Mario Deslauriers, equestrian (b at Venise en Québec, Qué 23 Feb 1965). He began riding at a young age, coached by his father, accomplished horseman Roger Deslauriers. In 1984, at the age of 19, Deslauriers became the youngest rider to ever win the annual World Cup Final, a record he still holds.
William Wasborough Foster, military officer, public servant, mountaineer (b at Bristol, Eng 1875; d at Vancouver 2 Dec 1954). Energetic, capable and good-humoured, Foster immigrated to Canada in 1894 to work for the CPR before becoming BC's deputy minister of public works in 1910.
Curtis Hibbert, gymnast (b at Mississauga, Ont 1966). Hibbert is the finest gymnast Canada has ever produced. Proficient in all apparatus, he excels in the strength events. In 1987 Hibbert won the first medal by a Canadian at the World Championships with a 2nd place finish in the high bar.

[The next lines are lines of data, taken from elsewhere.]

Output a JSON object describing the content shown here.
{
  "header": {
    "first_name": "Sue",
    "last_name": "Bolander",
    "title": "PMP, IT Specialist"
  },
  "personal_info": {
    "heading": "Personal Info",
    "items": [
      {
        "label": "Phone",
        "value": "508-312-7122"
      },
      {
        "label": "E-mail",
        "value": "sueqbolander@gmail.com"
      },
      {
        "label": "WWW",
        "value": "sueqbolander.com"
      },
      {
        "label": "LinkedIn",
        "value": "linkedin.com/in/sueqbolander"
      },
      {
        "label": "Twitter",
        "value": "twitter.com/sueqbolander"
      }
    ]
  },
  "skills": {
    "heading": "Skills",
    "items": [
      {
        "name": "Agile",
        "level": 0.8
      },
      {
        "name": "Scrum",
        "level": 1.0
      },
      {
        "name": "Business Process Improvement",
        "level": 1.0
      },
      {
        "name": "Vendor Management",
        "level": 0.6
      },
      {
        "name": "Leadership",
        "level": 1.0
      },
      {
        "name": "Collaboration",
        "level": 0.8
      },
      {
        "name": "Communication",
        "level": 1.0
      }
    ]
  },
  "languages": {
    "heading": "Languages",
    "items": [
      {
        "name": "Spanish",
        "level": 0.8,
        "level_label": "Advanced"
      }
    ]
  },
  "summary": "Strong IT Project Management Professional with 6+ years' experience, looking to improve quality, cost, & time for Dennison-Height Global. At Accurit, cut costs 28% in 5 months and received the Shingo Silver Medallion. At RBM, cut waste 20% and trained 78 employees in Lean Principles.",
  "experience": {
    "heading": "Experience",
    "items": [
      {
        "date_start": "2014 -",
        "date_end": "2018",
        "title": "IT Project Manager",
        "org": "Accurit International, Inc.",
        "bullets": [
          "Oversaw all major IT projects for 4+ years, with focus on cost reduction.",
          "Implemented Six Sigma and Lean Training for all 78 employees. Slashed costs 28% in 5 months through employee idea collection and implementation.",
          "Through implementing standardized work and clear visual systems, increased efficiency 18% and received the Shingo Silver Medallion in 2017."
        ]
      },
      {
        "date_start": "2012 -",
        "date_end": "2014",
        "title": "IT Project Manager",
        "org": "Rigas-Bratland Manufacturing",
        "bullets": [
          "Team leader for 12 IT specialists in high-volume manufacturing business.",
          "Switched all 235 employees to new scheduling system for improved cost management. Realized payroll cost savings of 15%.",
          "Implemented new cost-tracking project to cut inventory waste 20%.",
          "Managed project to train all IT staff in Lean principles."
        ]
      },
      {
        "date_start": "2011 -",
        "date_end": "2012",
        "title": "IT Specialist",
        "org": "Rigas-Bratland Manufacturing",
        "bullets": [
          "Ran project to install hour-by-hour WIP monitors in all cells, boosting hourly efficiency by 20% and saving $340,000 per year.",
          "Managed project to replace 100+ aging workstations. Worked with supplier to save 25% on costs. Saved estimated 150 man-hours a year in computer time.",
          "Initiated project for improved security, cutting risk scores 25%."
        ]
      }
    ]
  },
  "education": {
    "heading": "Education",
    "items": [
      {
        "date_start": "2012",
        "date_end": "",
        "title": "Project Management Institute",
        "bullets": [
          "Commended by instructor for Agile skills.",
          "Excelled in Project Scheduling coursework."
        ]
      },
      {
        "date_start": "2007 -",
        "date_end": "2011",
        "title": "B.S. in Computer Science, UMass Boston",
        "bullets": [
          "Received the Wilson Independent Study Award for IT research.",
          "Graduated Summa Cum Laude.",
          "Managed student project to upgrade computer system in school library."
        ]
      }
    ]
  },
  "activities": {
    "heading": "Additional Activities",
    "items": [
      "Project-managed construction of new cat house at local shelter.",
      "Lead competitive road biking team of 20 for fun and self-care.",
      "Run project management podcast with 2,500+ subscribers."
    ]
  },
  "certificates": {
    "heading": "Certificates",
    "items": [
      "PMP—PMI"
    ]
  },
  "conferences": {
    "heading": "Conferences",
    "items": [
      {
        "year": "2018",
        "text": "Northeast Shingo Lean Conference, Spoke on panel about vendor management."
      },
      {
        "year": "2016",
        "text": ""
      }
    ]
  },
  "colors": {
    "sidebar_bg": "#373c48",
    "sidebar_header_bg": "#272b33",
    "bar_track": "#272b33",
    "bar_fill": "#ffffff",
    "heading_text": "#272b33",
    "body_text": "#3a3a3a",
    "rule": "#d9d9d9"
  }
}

Sandra Marie Schmirler, curler (born at Biggar, Sask 11 Jun 1963; died at Regina 2 Mar 2000). Sandra Schmirler, dubbed "Schmirler the Curler," was considered by many to be the best female curler in the world in 1998 when she led her foursome to the first ever OLYMPIC gold medal in the sport.
Ronald Charles Northcott, curler (born at Innisfail, Alta 31 Dec 1935). Northcott began curling in Vulcan, Alberta, in 1950 and was vice-skip on the 1953 Alberta High School champions. He joined the Calgary Curling Club in 1958, and between 1961 and 1978 competed in 9 Alberta championships.